Seattle pulled in $73 million last year through the tax on commercial and residential real-estate transactions, and officials expect collections to remain strong.
They’re projecting REET collections of $56 million in both 2016 and 2017, $60 million in 2018 and $64 million in 2019, according to a Murray news release. Collections have been increasing since 2009, when they were $23 million.
“Because of our vibrant local economy and vigorous real-estate sales, we can construct our new North Precinct within existing and projected resources,” the mayor said in the release.
The new North Precinct building at Aurora Avenue North and North 130th Street in Bitter Lake will replace the North Precinct at 10049 College Way N. in Northgate.
Built in 1984 and meant to accommodate 154 staff, the current precinct now houses more than 250, according to the release.
Officials already have appropriated $21 million for the project. Murray on Friday proposed using a combination of REET receipts, 30-year bonds financed by future REET receipts and one-time sales of other city assets to raise the remaining $139 million.
City Councilmember Debora Juarez, whose District 5 covers North Seattle, supports the mayor’s plan.
“Public safety and community policing are high priorities for Seattle residents,” she said in Murray’s release.
Councilmember Mike O’Brien, whose District 6 also is served by the North Precinct, shared several concerns, however.
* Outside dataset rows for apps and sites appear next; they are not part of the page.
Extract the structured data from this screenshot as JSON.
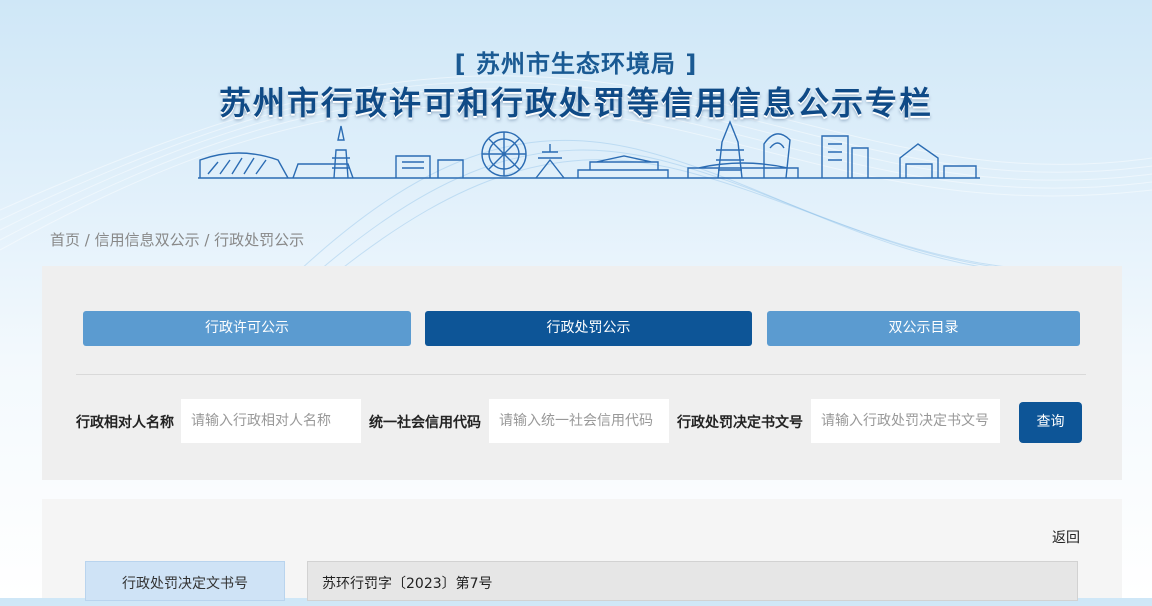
{
  "header": {
    "department": "[ 苏州市生态环境局 ]",
    "title": "苏州市行政许可和行政处罚等信用信息公示专栏"
  },
  "breadcrumb": "首页 / 信用信息双公示 / 行政处罚公示",
  "tabs": [
    {
      "label": "行政许可公示",
      "active": false
    },
    {
      "label": "行政处罚公示",
      "active": true
    },
    {
      "label": "双公示目录",
      "active": false
    }
  ],
  "search": {
    "subject_label": "行政相对人名称",
    "subject_placeholder": "请输入行政相对人名称",
    "credit_label": "统一社会信用代码",
    "credit_placeholder": "请输入统一社会信用代码",
    "doc_label": "行政处罚决定书文号",
    "doc_placeholder": "请输入行政处罚决定书文号",
    "button": "查询"
  },
  "detail": {
    "back": "返回",
    "rows": [
      {
        "label": "行政处罚决定文书号",
        "value": "苏环行罚字〔2023〕第7号"
      }
    ]
  },
  "colors": {
    "tab_active": "#0d5597",
    "tab_inactive": "#5b9bd0",
    "title": "#0f4a86"
  }
}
O’Brien said Friday he believes the $160 million price tag is too large. He said he wants the mayor and Police Department to take another look at whether it makes sense to spend so much on a single building when the city has finite resources for a number of public-safety needs.
“I want to have a system that really encourages officers to be spending the bulk of their time out in our communities,” O’Brien said. “I have some concerns about a building with a fitness center and a shooting range and other amenities, maybe encouraging officers to hang out a little longer.”
In the meantime, he said, he’s worried the timeline cited by Murray won’t allow enough time for the Police Department to gather input from groups in Seattle who’ve been treated unfairly by officers in the past.
Those groups should get to take part in designing the precinct, he said, noting the Police Department is still operating under a consent decree with the Department of Justice related to use of force and bias in policing.
For the past year, the city has helped Mary’s Place provide shelter to families experiencing homelessness in an old building on the site of the new precinct. That will continue for now, the mayor said.